In all my shelter adventures, I have yet to meet a pit bull that I was afraid of; yet I’ve come across a golden retriever that 100% would have bit my hand if I stepped any closer, probably because they were abused. My parents have a corgi they bought as a baby and has bitten my parents more times than I can count because he’s a grumpy ol’ man now. How many times has a chihuahua gone into fits of barking and lunging after people, but no one says those dogs are bad. These dogs, I would never stick my hands anywhere near their mouths, but I’d easily put my hands in my pit bulls’ mouth without question (my pups are nosey and try to eat things they shouldn’t so it’s a daily occurrence).
Dogs have personalities, each as individual as you and I. Even with signs of abuse Wall-E is as sweet as honey and just wants to be told he’s a good boy. He’ll sit at your feet all day while you fold laundry, then when it’s time to relax he’ll cozy up next to you on the couch as close as he possibly can, spending the rest of the night snoring in your ear like a grandpa. Plus, he has the greatest smile ever.
Winnie on the other hand is a quirky ball of fire. She can get into just about anything you leave out, and she has a grand ol’ time doing it (bye bye finished 2,000 piece puzzle) She will let Wall-E’s tail hit her in the face repeatedly without moving herself, and a lot of times she walks like a baby gazelle who’s still learning how to use her legs. She loves her squeaky balls, butt rubs, and sleeps in the weirdest positions.
Even comparing these two dogs together, their personalities are entirely different. As a society we’ve been trying to progress from using stereotypes to determine things about a certain race, gender, or even criminal intent of a certain type of person. These stereotypes can range from harmless things such as "All people of Asian decent are good at math," all the way to severe stereotypes like, "He must have done the crime because he’s African American."
Now, it’s a far comparison at first, but it’s actually quite the same. The pit bull must be bad because they’re a pit bull and these other dogs, like a poodle, are good because they’re a poodle. You can’t not generalize any living creature into just one small specific box.
When in search of a new family member, instead of looking at dogs as breeds we look at personalities. You can ask the workers, who spend countless days with the rescues, which dogs are the most cuddly? Which are the most playful? Which are good with kids? With cats? They‘ll be able to tell you all of the dogs that fit your needs. Even just walking from kennel to kennel, you’ll see the different personalities of the dogs, some jumping around, some more shy, some up against the cage wanting affection. Instead of believing you want a kid-friendly dog so you must get a lab, you believe that you just want a kid-friendly dog and that can come in ANY and many breeds of dogs.
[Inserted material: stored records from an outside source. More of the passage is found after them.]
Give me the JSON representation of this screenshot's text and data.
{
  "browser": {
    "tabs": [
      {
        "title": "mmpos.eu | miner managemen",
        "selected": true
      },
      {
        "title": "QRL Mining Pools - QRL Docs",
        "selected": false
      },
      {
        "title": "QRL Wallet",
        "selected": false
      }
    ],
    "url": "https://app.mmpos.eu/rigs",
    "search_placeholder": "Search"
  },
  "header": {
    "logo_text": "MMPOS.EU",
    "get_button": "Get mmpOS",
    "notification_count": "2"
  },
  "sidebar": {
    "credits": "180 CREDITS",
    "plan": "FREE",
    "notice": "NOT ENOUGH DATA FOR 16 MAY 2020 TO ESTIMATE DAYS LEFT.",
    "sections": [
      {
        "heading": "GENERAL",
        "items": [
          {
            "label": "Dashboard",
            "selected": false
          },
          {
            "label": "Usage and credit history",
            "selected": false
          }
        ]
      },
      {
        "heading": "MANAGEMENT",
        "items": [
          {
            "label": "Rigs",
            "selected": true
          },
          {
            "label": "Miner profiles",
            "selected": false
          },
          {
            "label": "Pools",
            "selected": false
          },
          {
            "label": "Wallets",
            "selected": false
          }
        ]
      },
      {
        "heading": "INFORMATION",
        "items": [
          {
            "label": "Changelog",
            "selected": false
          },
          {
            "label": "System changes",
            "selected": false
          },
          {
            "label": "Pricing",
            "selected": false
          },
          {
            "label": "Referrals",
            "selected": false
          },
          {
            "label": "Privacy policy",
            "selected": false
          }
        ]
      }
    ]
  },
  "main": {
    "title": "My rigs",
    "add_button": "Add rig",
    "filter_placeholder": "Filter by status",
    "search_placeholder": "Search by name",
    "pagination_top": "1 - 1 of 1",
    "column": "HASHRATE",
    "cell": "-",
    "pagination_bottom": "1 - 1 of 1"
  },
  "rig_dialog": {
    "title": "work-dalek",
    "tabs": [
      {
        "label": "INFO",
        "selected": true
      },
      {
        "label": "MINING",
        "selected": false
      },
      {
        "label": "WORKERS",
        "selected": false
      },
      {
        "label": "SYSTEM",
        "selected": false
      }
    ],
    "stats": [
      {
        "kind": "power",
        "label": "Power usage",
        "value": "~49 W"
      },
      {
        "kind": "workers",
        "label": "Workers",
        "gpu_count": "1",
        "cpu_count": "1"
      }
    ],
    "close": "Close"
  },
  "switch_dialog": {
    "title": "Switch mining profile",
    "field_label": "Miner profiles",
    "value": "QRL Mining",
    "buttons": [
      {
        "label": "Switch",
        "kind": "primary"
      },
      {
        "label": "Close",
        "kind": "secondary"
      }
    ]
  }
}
All dogs deserve a life where they don’t need to worry about their next meal, their shelter, or safety for the night. Given affection, love, and kindness, even the dogs that learned aggressive behaviors from owners or dog rings can let their guard down and revert back to a sweet dog. These dogs are scared and fearful of their lives and all they’ve seen and received is hatred. With nurture and gentleness toward the pups, they won’t need to react with aggression anymore.
No dog is inherently violent or capable of snapping into aggression suddenly. All dogs have natural instincts of finding food, finding shelter, and protecting themselves from harm. If we treat a certain breed; such as the doberman pincher, pit bulls, huskies or any of the other dogs on “banned breed lists” with hostility and rage and belief that they’re automatically bad; we’ll not only miss out on these sweet, loving animals but they’ll have to fight our aggression with aggression back.